The two women are on the edge of starvation, and when Aichi returns from the war it starts to drive a wedge between them.  Aichi and Kichi were drafted into the war.  Kichi was the old woman’s son and the daughter-in-law’s husband.  Aichi returns home alone and starts to make advances towards Kichi’s wife.  I don’t want to give away too much, but suffice to say shenanigans ensue.

Music was used sparingly in this film, only for scenes that I imagine were supposed to be scary.  I liked the music though, as it was pretty interesting.  It mainly consisted of drum rolls punctuated by what sounded like death screams or screams from battle.

the demon from “The Exorcist”

The word “onibaba” means “demon woman,” and the name is why I watched it.  Or rather, the mask to which the name refers.  I came across the movie when I was poking around for information about “the Exorcist,” especially that white demonic face that would appear randomly throughout.  Turns out “Captain Howdy” was inspired by the demon mask in “Onibaba.”

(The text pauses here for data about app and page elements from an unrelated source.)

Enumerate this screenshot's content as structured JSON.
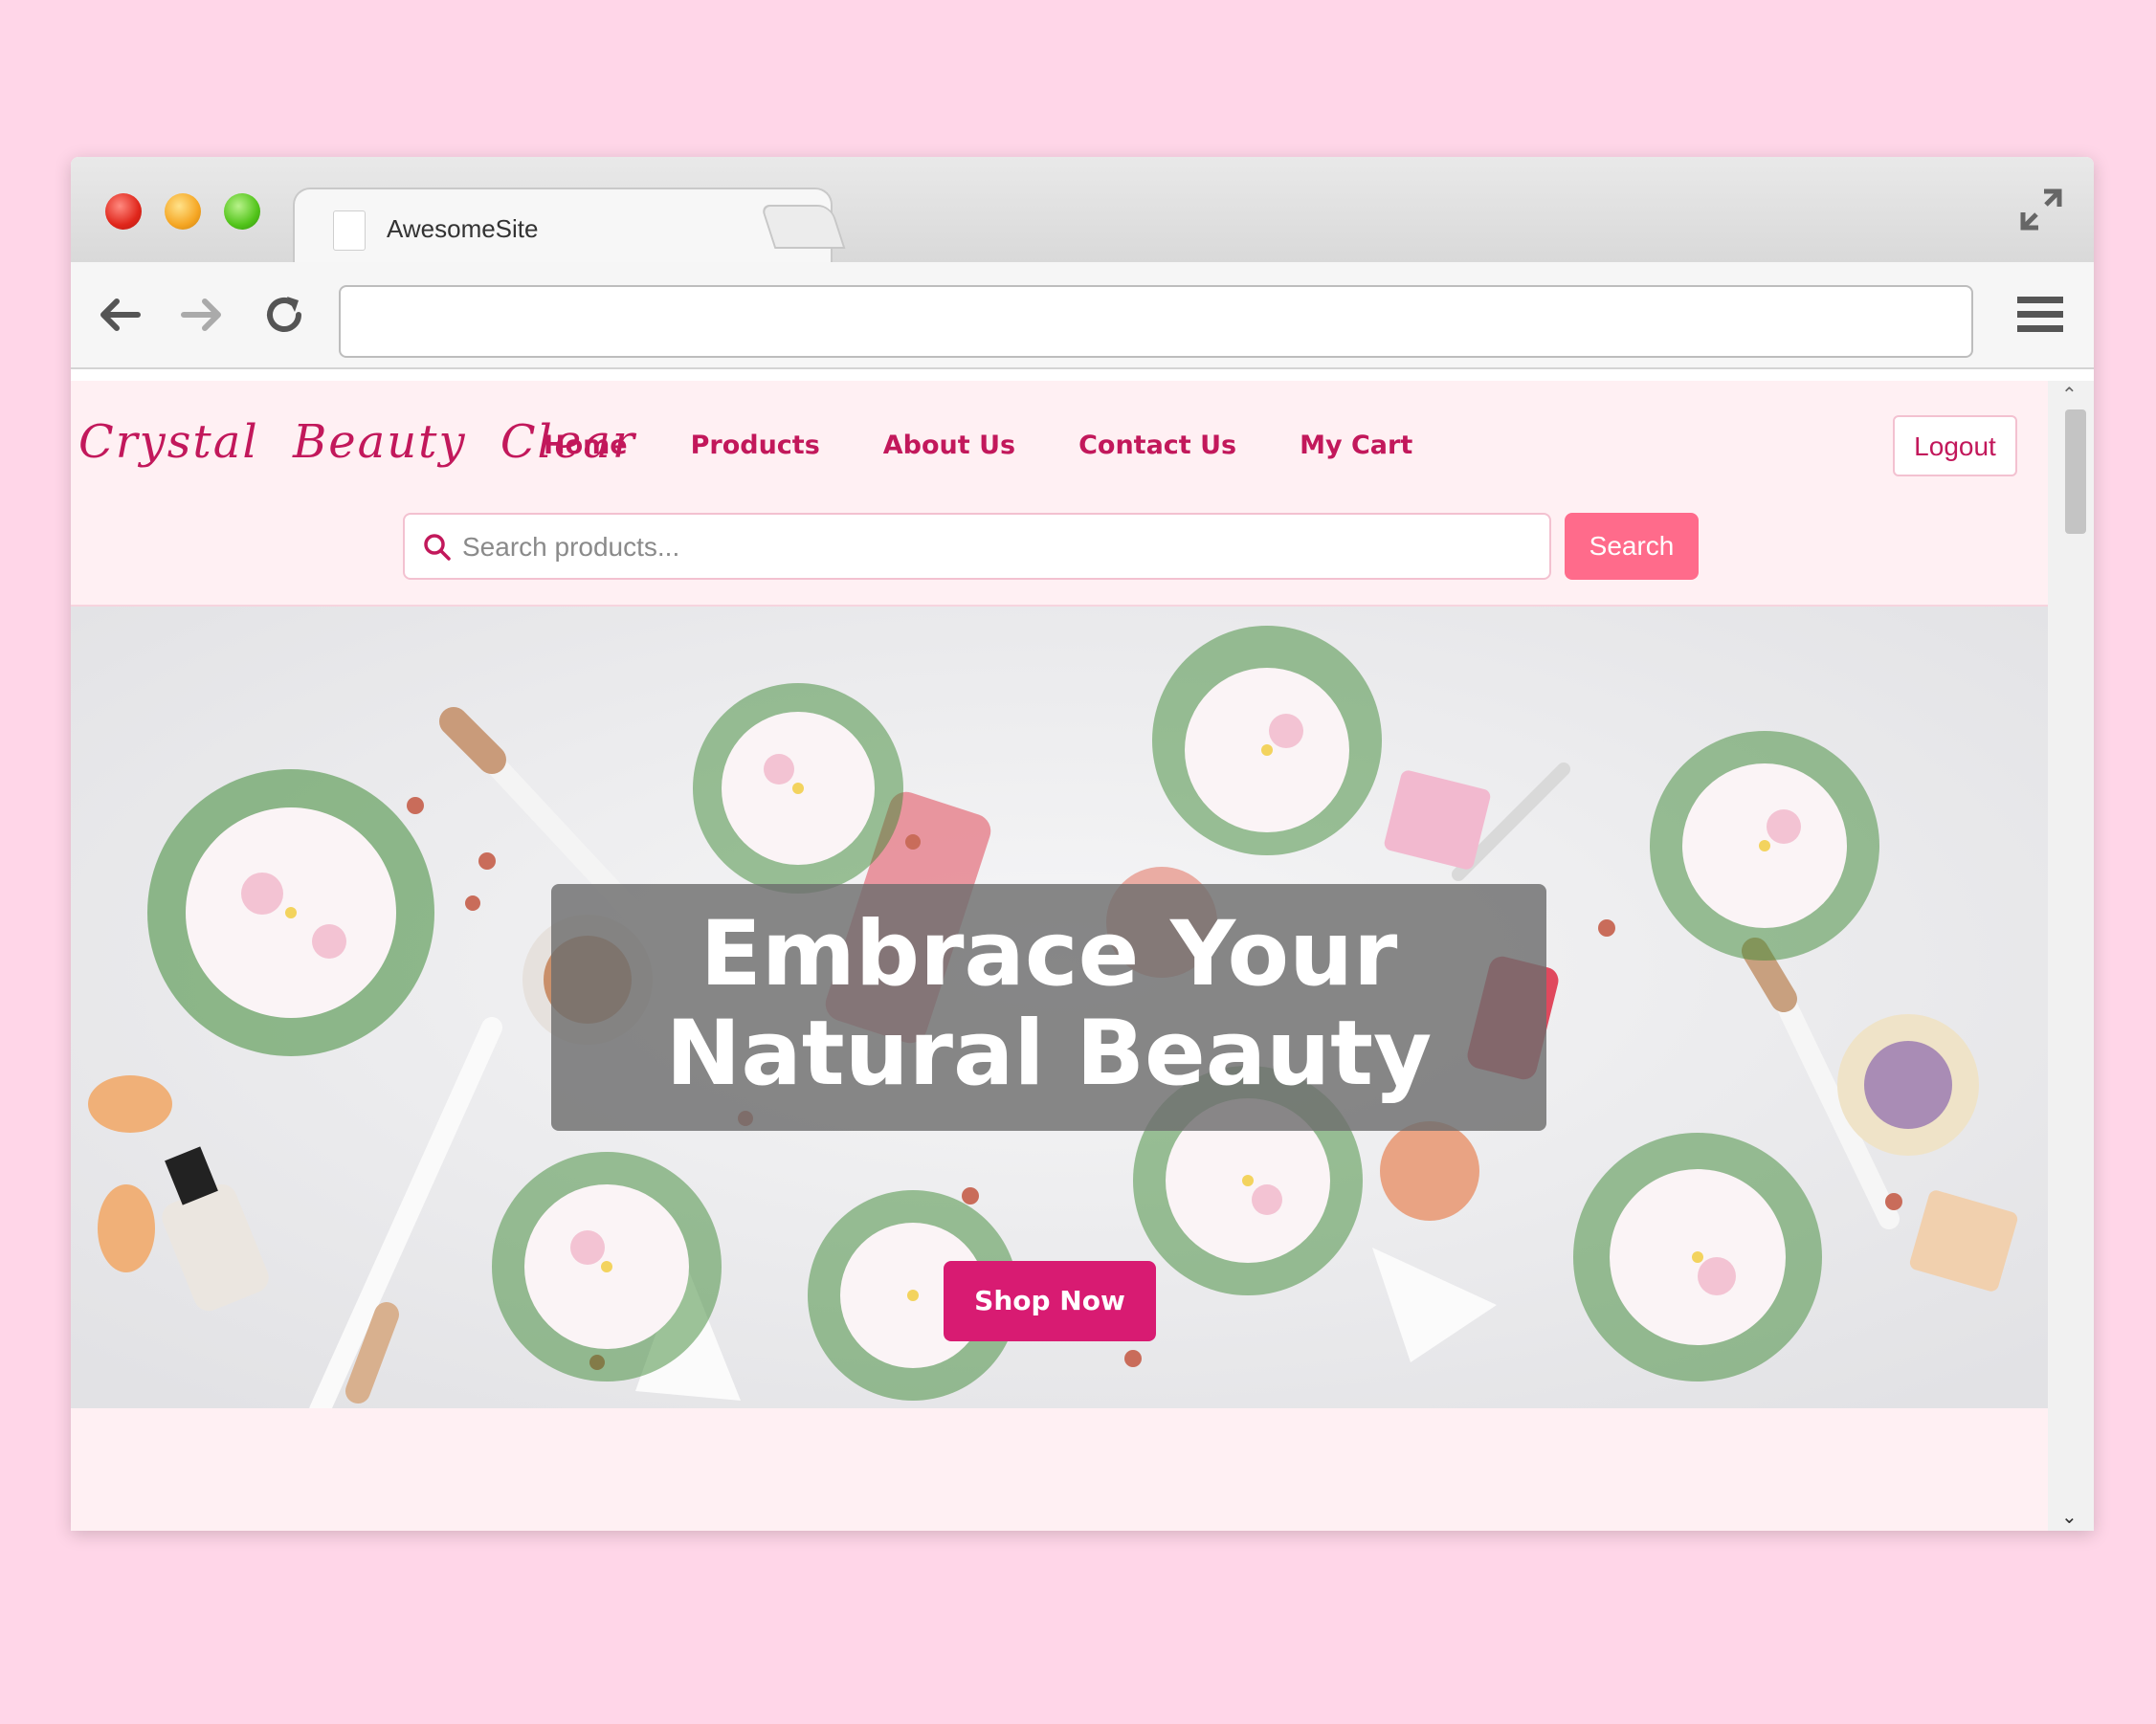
{
  "browser": {
    "tab_title": "AwesomeSite",
    "tab_close": "×",
    "url": ""
  },
  "site": {
    "logo": "Crystal Beauty Clear",
    "nav": [
      {
        "label": "Home"
      },
      {
        "label": "Products"
      },
      {
        "label": "About Us"
      },
      {
        "label": "Contact Us"
      },
      {
        "label": "My Cart"
      }
    ],
    "logout_label": "Logout",
    "search": {
      "placeholder": "Search products...",
      "button_label": "Search"
    }
  },
  "hero": {
    "title_line1": "Embrace Your",
    "title_line2": "Natural Beauty",
    "cta_label": "Shop Now"
  },
  "colors": {
    "page_background": "#ffd6e8",
    "brand": "#c2185b",
    "search_button": "#ff6b8b",
    "cta_button": "#d81b72"
  },
  "icons": {
    "back": "arrow-left-icon",
    "forward": "arrow-right-icon",
    "reload": "reload-icon",
    "menu": "hamburger-menu-icon",
    "expand": "expand-icon",
    "search": "search-icon"
  }
}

All in all this movie left me cold.  I was bored through most of it in all honesty.  It didn’t scare me and it didn’t entertain me all that much either.  The cinematography was beautiful though and the music well done.  It had a good atmosphere, but to me at least nothing of real substance happened inside that atmosphere it so well developed.  If you like old timey movies, give this one a shot.  If you are looking for a scare, I’d look elsewhere.  Maybe the Exorcist…I know that movie scared the crap out of me!